The Banking Department estimates it will need to conduct four exams of 5 days each annually, for a total of 20 examiner days. The Department is unable to estimate the fiscal impact for FY 2016 because the development bank will be in the process of being established and does not know whether examinations will be performed. Assuming the bank will be formed by FY 2017, the Department estimates the following examiner revenue:
The Department is self-funded with its costs and expenses, including personnel, paid by fees, fines, and assessments if fees and fines do not cover actual expenditures.
The Department of Justice states this bill will have an indeterminable impact on state expenditures. The Departments states it is unclear what additional resources would be required for the start-up of the bank but may necessitate the use of a full-time Assistant Attorney General at $102,000, and require a part-time paralegal at $29,644 in FY 2016. The Department is unable to project the resources needed for prosecution on behalf of the bank. However, this bill does not contain an appropriation or authorization for new positions in the Department.
Here is my written testimony:
in Favor of HB 672
HB 672 is the first step towards establishing a state bank here in New Hampshire, similar to the Bank of North Dakota, which has been in operation since 1924. Similar bills are being considered in our neighboring states of Vermont and Maine.
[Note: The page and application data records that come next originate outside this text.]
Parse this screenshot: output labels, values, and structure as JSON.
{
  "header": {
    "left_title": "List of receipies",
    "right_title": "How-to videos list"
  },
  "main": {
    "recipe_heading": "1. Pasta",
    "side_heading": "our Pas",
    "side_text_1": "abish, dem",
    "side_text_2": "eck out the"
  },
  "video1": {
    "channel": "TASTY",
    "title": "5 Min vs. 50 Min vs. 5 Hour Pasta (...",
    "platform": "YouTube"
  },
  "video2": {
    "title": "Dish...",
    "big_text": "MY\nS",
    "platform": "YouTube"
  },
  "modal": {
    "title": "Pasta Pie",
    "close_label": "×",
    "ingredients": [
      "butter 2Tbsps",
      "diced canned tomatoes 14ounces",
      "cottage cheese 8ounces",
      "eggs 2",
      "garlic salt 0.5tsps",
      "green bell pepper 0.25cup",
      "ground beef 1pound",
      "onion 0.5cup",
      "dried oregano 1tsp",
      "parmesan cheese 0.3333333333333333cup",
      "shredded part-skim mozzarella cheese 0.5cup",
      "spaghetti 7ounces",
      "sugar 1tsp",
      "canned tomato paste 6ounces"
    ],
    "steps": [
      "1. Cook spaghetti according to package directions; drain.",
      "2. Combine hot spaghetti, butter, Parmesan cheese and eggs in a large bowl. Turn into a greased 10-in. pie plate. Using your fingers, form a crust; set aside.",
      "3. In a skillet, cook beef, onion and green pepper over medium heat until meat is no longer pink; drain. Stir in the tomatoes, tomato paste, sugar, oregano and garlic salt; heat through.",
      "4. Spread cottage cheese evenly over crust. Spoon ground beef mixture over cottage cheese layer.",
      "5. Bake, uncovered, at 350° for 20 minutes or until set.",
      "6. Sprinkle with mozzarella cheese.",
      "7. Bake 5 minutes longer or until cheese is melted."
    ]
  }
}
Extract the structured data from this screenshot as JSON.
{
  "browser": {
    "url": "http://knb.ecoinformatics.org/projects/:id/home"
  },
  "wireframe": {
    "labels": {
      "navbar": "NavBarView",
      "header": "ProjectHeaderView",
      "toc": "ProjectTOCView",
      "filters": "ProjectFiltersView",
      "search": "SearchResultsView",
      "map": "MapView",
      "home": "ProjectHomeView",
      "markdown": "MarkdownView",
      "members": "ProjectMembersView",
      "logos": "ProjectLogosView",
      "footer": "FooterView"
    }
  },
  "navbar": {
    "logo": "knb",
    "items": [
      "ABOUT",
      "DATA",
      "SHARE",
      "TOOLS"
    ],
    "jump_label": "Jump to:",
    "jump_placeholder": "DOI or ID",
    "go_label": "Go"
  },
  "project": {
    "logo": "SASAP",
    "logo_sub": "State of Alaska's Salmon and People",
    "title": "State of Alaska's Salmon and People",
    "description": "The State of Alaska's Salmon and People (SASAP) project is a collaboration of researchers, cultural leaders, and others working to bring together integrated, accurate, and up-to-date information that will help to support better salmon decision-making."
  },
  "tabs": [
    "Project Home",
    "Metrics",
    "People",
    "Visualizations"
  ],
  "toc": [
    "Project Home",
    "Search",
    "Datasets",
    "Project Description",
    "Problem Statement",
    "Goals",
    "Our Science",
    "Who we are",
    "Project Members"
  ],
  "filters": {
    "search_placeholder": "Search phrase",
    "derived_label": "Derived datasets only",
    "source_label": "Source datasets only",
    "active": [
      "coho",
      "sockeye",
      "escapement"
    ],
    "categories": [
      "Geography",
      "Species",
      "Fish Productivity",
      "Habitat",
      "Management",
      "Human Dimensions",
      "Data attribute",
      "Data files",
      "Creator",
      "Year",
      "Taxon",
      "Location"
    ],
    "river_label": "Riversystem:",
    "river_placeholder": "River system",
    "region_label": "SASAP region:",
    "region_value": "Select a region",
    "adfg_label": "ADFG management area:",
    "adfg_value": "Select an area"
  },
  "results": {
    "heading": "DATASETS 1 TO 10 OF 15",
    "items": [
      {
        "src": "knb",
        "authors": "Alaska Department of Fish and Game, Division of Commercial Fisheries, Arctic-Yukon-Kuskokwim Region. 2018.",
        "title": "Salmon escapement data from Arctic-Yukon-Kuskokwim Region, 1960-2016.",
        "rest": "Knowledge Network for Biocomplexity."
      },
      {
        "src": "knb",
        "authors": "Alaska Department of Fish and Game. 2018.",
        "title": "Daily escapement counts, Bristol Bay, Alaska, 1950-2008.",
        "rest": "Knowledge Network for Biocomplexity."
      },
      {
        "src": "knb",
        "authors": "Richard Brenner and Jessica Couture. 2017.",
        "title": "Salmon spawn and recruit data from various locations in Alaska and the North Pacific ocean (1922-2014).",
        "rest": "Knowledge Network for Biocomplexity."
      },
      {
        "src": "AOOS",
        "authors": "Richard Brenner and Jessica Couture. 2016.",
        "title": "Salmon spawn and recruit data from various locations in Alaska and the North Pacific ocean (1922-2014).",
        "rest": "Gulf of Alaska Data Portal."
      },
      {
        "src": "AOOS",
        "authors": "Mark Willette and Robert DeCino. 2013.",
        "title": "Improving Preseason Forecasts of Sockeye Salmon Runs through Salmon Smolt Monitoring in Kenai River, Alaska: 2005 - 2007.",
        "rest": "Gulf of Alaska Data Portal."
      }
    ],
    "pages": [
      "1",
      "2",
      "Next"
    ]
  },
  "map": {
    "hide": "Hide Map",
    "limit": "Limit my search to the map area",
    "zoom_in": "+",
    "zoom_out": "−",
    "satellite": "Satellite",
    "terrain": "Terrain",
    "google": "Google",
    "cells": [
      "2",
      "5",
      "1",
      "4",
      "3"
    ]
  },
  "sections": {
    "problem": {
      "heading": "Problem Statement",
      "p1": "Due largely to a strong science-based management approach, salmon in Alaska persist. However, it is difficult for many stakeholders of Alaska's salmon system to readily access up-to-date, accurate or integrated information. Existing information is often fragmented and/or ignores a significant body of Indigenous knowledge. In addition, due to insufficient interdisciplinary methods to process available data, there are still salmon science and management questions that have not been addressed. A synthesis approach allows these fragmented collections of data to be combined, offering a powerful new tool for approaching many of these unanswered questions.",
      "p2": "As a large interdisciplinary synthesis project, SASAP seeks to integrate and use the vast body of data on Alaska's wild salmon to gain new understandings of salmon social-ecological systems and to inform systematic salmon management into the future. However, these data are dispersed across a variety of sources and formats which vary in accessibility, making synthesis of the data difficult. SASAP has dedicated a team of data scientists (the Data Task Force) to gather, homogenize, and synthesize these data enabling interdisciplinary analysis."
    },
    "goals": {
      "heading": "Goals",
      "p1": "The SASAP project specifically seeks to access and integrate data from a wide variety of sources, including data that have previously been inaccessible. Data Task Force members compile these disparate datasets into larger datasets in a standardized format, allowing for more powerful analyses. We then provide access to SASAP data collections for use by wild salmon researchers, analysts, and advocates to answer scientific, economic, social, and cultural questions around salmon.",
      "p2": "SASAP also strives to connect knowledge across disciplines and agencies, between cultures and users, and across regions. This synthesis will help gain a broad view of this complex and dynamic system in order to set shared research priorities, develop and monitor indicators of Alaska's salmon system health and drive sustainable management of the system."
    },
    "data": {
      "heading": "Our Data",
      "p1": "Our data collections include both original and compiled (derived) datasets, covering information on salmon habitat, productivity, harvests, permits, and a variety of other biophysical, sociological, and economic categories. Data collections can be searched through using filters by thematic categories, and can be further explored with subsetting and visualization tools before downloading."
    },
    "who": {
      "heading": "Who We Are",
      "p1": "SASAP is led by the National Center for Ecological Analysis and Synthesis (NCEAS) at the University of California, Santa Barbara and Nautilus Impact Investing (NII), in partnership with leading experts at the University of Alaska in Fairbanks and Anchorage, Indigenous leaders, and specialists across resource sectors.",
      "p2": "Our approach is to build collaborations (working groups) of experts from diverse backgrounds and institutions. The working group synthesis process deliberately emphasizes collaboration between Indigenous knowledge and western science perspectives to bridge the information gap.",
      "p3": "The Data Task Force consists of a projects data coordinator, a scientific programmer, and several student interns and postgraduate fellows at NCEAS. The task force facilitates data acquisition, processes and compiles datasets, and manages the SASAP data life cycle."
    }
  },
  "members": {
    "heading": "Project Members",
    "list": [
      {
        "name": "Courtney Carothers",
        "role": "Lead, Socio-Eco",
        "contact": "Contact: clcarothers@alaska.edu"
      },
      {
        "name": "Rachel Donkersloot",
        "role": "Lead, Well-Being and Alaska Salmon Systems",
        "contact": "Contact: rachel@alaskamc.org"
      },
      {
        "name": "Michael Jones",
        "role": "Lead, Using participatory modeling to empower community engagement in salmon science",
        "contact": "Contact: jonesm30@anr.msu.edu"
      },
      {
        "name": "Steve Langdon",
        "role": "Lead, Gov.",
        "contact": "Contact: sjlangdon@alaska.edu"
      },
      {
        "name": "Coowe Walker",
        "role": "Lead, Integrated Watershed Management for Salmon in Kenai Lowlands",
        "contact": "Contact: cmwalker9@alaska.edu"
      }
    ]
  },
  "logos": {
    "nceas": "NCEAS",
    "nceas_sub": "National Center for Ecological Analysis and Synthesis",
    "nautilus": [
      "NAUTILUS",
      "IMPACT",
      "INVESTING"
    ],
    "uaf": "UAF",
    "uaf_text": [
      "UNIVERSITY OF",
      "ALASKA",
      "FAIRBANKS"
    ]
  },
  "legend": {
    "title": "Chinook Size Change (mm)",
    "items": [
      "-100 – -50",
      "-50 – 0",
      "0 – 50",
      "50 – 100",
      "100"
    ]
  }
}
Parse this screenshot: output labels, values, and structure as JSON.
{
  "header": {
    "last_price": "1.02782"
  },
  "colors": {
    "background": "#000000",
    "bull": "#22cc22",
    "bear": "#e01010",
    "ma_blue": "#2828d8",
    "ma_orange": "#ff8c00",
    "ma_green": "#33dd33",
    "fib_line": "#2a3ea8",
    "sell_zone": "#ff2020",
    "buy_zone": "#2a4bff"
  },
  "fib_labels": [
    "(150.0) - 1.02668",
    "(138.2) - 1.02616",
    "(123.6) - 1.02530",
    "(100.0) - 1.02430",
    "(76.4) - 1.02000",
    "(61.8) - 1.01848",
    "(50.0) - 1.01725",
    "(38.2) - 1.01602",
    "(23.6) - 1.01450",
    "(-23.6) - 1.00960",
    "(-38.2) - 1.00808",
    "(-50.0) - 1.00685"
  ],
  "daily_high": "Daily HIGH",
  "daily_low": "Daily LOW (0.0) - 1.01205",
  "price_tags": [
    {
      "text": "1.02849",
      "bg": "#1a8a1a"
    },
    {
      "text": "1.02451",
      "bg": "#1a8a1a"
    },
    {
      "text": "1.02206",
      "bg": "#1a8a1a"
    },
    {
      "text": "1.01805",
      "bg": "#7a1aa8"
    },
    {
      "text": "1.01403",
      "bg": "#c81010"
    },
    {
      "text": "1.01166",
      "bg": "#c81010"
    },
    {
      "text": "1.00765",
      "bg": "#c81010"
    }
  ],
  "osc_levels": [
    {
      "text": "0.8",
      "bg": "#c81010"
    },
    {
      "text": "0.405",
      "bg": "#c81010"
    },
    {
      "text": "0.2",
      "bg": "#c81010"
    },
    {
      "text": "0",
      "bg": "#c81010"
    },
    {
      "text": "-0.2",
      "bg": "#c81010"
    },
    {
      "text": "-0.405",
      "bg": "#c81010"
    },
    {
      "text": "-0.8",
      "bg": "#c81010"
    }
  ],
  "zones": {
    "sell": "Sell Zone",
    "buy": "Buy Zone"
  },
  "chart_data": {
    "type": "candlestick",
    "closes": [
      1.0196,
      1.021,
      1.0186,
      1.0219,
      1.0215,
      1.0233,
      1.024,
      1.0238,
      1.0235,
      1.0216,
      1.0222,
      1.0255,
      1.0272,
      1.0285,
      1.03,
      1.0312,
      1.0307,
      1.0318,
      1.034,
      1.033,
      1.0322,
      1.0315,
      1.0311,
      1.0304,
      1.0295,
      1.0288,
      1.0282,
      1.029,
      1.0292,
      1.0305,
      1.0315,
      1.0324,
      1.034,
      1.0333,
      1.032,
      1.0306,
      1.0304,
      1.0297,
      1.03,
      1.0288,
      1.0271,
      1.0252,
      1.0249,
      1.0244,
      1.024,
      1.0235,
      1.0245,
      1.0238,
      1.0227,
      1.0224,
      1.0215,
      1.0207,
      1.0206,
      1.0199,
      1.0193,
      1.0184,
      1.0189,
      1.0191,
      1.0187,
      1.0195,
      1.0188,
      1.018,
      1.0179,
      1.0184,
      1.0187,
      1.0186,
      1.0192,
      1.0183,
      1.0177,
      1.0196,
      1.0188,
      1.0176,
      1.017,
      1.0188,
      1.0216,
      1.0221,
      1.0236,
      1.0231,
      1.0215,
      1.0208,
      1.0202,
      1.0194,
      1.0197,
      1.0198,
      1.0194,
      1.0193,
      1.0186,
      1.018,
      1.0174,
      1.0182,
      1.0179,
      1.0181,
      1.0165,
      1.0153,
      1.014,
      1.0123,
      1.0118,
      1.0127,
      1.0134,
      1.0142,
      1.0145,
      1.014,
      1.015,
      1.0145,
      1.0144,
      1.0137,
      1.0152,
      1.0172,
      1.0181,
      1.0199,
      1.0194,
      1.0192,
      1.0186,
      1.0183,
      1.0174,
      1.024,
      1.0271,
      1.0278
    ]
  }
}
The Development Bank of New Hampshire would work with government agencies and with our state's existing private-sector financial institutions to to invest in the New Hampshire economy and to keep New Hampshire dollars here in New Hampshire. The Development Bank's profits would go into the state's general fund, which would reduce our state's tax burden.
The Development Bank's primary function would be to lend money to (and borrow it from) other government entities. It would not make loans directly to individual or businesses, although it could partner with private-sector lenders. It would not provide retail banking services to individuals or businesses, although it could provide such services to state, county and local government, which could save taxpayers a significant amount of money. In North Dakota, state government agencies are required to do their banking through the Bank of North Dakota, and local and county governments are allowed but not required to do so.
This is a short bill which addresses an immensely complicated topic. If passed as is, HB 672 would in the short run do nothing more than establish a board of directors and an accompanying advisory commission, along with authorizing the Joint Legislative Committee on Administrative Rules (JLCAR) to begin the rule-making process. The state treasurer and the bank commissioner, in consultation with the attorney general, would be asked to write a report on how to get the bank started. That report would include recommendations for future legislation. The bank would probably not begin operations until at least 2018.